Impaired vision - as light passes though the cataractous lens, it is diffused or scatters. The result is blurred defocused vision
Cataracts are one of the leading causes of visual impairment the world over. A cataract is a clouding or opacity of the natural lens inside the eye. The lens is located just behind the iris (the coloured part of your eye). It functions somewhat like the lens on a camera, focusing the light that enters your eye onto the retina. However, when the lens becomes cloudy, it prevents light and images from passing through to the retina, and the vision becomes impaired. By far, the most common cause of cataracts is the natural aging process. It accounts for over 90% of all cases of cataracts. Medications, trauma, diabetes, genetics, and ultraviolet light can also contribute to the development of cataracts.

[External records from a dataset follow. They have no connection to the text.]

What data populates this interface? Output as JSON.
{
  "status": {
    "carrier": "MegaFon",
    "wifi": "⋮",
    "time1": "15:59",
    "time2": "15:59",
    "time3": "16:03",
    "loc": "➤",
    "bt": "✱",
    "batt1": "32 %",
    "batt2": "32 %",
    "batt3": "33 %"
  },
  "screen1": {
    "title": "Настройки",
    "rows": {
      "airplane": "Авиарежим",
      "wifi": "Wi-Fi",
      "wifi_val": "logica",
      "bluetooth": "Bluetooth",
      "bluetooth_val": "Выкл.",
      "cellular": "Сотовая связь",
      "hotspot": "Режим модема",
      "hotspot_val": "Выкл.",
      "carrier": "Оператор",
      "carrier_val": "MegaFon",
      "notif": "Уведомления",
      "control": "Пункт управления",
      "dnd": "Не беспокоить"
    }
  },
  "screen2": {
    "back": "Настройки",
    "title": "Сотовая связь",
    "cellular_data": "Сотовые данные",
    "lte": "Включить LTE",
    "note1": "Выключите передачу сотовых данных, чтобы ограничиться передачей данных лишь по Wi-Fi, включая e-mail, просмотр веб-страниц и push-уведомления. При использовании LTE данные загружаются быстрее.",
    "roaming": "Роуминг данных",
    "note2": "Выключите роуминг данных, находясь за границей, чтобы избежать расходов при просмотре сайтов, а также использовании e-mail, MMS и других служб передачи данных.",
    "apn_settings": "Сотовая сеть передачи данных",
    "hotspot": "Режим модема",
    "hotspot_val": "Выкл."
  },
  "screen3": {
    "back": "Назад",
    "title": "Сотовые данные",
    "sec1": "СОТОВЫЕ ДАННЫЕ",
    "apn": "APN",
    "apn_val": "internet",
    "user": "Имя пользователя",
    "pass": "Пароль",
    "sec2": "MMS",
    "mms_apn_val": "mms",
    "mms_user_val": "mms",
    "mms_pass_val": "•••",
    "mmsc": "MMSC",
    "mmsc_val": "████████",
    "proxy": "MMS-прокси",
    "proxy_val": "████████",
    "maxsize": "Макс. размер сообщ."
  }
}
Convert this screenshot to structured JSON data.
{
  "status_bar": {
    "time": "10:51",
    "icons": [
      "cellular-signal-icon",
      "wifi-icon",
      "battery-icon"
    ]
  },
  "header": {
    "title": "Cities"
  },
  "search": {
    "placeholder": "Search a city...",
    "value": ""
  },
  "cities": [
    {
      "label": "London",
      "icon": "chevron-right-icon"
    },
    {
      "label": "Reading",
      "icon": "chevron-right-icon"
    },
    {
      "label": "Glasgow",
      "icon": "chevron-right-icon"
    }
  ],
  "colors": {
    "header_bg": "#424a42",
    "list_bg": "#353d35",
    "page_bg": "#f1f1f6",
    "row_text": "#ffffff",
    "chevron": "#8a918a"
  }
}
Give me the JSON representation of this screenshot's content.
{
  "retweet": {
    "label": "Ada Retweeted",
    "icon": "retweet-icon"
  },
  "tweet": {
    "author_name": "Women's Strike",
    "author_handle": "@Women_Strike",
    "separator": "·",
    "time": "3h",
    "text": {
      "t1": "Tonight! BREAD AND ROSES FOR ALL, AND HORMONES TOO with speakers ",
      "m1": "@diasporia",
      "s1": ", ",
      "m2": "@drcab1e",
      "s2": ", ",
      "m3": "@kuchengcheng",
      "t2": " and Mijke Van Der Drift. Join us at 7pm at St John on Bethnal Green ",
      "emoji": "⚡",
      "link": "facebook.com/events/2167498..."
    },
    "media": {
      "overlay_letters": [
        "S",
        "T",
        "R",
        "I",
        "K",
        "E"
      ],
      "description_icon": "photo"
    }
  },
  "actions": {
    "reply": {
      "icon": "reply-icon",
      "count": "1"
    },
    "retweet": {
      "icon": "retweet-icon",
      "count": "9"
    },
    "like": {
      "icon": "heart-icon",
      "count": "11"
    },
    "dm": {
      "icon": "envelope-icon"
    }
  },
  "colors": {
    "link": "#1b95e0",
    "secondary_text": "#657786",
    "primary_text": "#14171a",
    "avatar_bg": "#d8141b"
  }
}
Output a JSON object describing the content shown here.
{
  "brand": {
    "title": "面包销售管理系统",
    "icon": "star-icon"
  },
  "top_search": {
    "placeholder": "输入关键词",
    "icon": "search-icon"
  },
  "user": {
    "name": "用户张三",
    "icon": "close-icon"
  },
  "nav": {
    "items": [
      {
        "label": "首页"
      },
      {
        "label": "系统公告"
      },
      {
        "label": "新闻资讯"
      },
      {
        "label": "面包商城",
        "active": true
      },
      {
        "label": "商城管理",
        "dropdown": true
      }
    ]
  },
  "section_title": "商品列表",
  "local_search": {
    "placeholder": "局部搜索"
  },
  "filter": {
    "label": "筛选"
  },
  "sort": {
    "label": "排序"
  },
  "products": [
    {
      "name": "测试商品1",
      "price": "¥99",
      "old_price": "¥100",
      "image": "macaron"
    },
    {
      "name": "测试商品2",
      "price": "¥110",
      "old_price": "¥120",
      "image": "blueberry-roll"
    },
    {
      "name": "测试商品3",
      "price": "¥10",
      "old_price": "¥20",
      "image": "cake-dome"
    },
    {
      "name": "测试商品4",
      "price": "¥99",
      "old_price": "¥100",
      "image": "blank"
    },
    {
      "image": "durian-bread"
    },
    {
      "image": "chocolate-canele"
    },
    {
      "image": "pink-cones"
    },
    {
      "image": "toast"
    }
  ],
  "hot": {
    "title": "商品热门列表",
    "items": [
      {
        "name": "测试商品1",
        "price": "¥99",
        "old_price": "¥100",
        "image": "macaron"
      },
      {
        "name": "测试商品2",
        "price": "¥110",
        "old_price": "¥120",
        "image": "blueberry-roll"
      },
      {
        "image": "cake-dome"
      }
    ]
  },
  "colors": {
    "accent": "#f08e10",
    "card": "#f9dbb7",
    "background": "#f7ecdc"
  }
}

The most common symptom of cataracts is blurred vision. Other symptoms can include glare (car headlights at night), double vision, eyestrain, and a yellowish discoloration of the vision. The presence of a cataract alone isn’t an indication for cataract surgery. Many cataracts are mild, and require no treatment in the absence of significant symptoms. Sometimes a change in your prescription will help reduce some of the blurred vision induced by the cataract. However, when the vision is affected to the point that your daily activities are affected (driving at night, reading stock quotes, etc.) cataract surgery is indicated. While this prospect often frightens some patients, the opportunity to restore clear, sharp vision makes cataract surgery one of the safest and most successful operative procedures. Patients are amazed that they can often see better the day after the surgery than they have in many years.
A small incision, barely noticeable, is made for phacoemulsification.
Phaco probe is breaking up and removing pieces of clouded lens.
While there are a number of different techniques to surgically remove cataracts, Dr. Filer specializes in the most advanced method - clear corneal cataract surgery. Since no sutures are used during the surgery, the visual recovery is much faster, and there is little chance of inducing astigmatism, a problem common to the older methods of cataract surgery. As well, there is only minimal downtime, with most patients returning to work, driving, and regular activities the day after surgery.
Inserting folded lens.
Unfolded lens in eye.